Dam It • Clutch
The Dam it clutch is composed of two hand dyed North American beaver tails, carefully hand sewn together to create this functional piece of art.
•12 CC pockets
•2 Cash Slots
•1 Cash Slot
•Tiger Ritza Thread - Black
•100% Hand dyed & Stitched
Each exotic item from Teton Leather is assembled by hand and is made to order. The process begins after you procure an item from Teton Leather, we select the best materials and hand stitch every product. Careful attention is given to the assembly and finishing process. Our studio consist of two leathersmiths who oversee the products from step a-z ensuring unparalleled quality and longevity. You can expect your new leather goods to ship between 7-10 days after ordering.
Please include a note in your order comments if you need to expedite the process and we will do our best to accommodate you.
The Good, The Bad, & The Ugly
"The American beaver (Castor canadensis) ... is known as an “ecosystem engineer” because of the benefits their dams provide to biological diversity and ecosystem function. It also is considered a “keystone species” because of its ability to transform its environment, creating new habitats upon which other species depend.
Despite the many positive benefits beavers provide through foraging and dam building, beavers also create conflict with people when their activities cause damage.
In general, beavers cause damage by:
- gnawing on trees or crops;
- flooding trees, crops, property, or transportation corridors (roads, airports, railways) through dam building;
- degrading and destabilizing banks and levees through burrowing
A study in the late 1970s in Mississippi estimated annual loss to agriculture (including timber) at $2.5 million. Another Mississippi study estimated beaver damage to timber ranged from $25 to $118 per hectare, a potential annual economic loss of $215 million in 1985 U.S. dollars.
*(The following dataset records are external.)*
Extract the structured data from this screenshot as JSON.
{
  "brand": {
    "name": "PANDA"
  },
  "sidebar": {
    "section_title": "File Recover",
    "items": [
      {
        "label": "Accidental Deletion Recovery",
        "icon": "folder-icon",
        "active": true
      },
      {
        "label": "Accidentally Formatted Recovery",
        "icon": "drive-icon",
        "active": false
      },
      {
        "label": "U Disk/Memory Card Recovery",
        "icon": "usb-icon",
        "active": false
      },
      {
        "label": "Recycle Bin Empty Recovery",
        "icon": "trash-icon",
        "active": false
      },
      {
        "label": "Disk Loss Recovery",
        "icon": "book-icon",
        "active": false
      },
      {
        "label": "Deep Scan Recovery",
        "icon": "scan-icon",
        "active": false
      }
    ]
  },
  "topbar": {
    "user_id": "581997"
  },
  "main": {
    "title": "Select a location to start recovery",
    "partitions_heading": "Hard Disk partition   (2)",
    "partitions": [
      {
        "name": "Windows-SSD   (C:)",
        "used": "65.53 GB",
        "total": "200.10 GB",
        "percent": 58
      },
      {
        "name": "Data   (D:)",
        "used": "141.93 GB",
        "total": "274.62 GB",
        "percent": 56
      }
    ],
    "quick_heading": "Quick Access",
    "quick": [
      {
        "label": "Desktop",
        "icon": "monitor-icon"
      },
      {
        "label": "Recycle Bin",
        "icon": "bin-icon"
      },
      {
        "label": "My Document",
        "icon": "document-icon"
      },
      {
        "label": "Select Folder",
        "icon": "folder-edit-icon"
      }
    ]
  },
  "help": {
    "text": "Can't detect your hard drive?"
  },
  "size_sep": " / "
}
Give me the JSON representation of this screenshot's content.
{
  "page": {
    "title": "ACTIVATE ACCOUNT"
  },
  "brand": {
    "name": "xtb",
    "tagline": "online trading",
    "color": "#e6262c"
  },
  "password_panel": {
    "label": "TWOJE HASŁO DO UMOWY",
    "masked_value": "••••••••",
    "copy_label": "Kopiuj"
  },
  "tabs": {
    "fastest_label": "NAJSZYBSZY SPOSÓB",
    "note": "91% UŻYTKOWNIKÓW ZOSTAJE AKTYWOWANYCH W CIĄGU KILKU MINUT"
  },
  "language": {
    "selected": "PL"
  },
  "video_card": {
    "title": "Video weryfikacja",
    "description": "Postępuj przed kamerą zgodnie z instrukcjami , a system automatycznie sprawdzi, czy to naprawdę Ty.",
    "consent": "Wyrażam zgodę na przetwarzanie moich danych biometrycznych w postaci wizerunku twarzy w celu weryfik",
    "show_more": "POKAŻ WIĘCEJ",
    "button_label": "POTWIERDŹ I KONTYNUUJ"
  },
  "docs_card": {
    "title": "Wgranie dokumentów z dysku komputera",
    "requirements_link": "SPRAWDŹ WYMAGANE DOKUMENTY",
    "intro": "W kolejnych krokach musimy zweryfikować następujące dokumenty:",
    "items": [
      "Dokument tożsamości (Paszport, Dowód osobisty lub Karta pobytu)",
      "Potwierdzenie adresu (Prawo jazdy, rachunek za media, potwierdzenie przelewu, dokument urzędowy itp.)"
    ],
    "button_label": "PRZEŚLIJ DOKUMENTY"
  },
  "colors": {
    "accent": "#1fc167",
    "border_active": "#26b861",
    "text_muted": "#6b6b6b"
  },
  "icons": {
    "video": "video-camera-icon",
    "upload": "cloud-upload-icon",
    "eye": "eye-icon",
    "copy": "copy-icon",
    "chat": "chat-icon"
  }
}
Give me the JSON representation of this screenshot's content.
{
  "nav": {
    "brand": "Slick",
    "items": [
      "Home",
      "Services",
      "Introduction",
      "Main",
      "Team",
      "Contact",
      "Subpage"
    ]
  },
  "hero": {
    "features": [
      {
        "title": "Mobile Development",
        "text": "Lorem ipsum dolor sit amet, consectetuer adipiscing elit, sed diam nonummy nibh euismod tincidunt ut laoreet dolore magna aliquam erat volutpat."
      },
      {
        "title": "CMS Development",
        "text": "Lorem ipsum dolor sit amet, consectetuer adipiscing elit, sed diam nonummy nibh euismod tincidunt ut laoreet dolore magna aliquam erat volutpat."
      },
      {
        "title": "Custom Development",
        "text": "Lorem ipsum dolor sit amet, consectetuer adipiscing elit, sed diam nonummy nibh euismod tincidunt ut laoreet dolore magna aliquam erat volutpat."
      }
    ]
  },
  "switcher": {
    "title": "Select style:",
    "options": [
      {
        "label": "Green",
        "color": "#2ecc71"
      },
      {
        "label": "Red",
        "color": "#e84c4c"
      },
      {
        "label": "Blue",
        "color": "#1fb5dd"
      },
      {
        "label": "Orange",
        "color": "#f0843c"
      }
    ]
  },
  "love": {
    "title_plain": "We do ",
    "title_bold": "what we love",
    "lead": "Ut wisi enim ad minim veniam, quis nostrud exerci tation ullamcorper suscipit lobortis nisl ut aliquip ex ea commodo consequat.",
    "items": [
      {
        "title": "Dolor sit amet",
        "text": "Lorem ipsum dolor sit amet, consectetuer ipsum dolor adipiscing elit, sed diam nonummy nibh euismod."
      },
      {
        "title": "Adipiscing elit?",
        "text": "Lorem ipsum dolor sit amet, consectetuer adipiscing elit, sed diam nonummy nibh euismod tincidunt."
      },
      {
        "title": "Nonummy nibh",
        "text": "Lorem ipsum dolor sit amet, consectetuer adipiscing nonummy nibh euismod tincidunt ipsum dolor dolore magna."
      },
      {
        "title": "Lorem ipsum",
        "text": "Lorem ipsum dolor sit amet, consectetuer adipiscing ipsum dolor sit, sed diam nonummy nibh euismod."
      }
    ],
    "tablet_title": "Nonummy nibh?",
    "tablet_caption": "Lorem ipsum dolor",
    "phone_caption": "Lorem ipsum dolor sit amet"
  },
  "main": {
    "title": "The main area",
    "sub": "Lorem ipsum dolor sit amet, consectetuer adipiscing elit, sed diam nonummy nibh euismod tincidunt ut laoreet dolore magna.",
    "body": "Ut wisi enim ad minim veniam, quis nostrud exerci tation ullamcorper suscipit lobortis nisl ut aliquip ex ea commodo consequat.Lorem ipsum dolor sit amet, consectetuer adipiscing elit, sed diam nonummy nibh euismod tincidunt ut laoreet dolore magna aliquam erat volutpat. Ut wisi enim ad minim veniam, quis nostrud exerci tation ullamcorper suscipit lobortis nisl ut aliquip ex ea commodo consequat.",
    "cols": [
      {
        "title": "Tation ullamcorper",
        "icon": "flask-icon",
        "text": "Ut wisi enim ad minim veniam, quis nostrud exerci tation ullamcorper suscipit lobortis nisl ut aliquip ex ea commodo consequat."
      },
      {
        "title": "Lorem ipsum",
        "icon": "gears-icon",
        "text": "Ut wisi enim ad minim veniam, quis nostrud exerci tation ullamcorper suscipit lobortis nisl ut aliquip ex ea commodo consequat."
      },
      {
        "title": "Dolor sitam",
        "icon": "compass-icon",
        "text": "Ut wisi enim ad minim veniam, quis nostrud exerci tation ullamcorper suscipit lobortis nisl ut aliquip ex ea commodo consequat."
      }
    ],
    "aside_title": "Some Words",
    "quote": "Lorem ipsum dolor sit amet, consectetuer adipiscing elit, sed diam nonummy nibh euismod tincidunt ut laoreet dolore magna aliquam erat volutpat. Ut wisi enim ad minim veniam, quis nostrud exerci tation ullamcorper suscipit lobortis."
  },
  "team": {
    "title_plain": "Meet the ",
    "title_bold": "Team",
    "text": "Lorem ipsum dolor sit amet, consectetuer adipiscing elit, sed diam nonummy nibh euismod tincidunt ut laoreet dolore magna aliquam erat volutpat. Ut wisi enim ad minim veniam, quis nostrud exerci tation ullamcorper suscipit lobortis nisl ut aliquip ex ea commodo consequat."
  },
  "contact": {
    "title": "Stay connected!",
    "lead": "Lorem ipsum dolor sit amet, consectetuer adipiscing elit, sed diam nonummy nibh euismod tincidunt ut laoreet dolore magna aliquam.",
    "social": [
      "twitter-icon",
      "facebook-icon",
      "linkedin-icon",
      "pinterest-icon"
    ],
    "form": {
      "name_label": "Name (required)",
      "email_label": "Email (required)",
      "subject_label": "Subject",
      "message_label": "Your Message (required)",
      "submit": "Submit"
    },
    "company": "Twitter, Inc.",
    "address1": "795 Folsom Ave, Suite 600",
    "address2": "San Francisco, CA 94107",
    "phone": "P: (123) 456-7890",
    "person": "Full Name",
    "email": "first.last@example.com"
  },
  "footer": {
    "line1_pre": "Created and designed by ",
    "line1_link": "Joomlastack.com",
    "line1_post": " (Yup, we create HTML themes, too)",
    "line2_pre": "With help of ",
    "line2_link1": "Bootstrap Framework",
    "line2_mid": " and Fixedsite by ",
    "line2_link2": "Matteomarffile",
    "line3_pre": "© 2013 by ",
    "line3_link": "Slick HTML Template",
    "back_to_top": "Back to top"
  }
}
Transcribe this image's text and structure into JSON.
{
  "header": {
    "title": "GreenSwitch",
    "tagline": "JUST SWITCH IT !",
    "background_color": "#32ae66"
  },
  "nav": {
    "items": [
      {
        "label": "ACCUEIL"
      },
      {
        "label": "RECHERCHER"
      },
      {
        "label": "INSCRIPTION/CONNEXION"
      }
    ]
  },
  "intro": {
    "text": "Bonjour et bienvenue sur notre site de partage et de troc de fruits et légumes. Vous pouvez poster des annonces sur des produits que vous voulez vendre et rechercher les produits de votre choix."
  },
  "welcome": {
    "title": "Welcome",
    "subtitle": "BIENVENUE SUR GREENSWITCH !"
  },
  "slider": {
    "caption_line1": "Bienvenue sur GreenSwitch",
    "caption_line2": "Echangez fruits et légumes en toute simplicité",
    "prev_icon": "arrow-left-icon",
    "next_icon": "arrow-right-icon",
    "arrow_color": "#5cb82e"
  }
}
A 2011 economic study evaluating Mississippi’s Beaver Control Assistance Program (BCAP) found that for every dollar spent on BCAP between $39.67 and $88.52 were saved from reduced beaver damage to timber and the state’s economy."